TASK OBJECTIVE »
Go line by line through the records and tally those that include "arrow". Respond with the tally only.

DATA SHOWN »
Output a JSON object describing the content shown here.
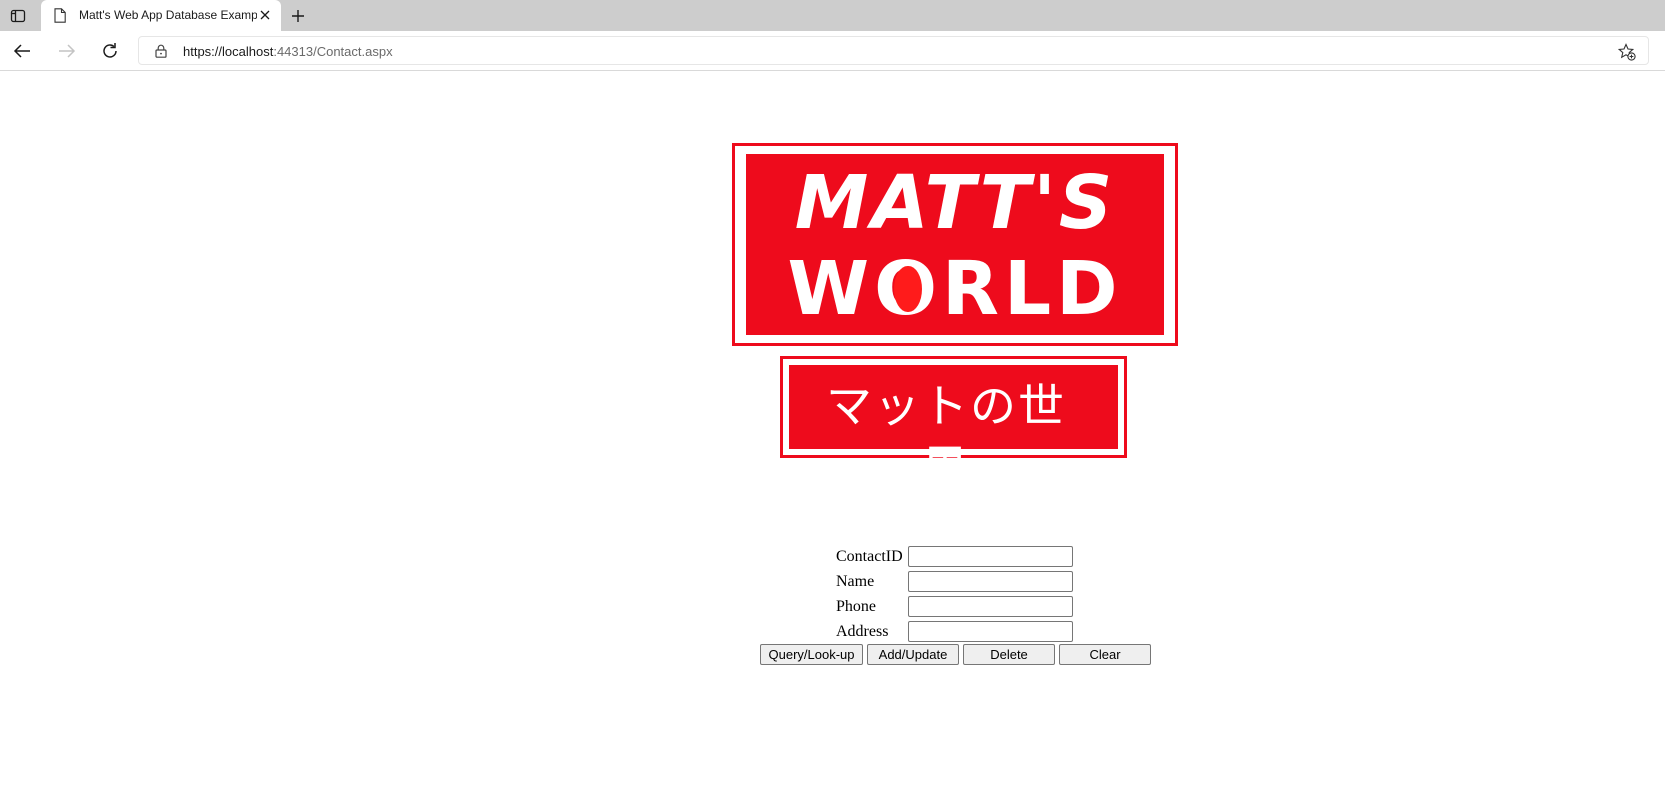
{
  "browser": {
    "tab": {
      "title": "Matt's Web App Database Examp"
    },
    "address": {
      "host": "https://localhost",
      "rest": ":44313/Contact.aspx"
    },
    "icons": {
      "tab_actions": "tab-actions-icon",
      "page": "page-icon",
      "close": "close-icon",
      "new_tab": "plus-icon",
      "back": "back-arrow-icon",
      "forward": "forward-arrow-icon",
      "refresh": "refresh-icon",
      "lock": "lock-icon",
      "favorite": "star-add-icon"
    }
  },
  "logo": {
    "line1": "MATT'S",
    "line2_pre": "W",
    "line2_o": "O",
    "line2_post": "RLD",
    "japanese": "マットの世界",
    "color": "#ee0b1c"
  },
  "form": {
    "fields": [
      {
        "label": "ContactID",
        "value": ""
      },
      {
        "label": "Name",
        "value": ""
      },
      {
        "label": "Phone",
        "value": ""
      },
      {
        "label": "Address",
        "value": ""
      }
    ],
    "buttons": {
      "query": "Query/Look-up",
      "add": "Add/Update",
      "delete": "Delete",
      "clear": "Clear"
    }
  }
}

RESPONSE AREA »
2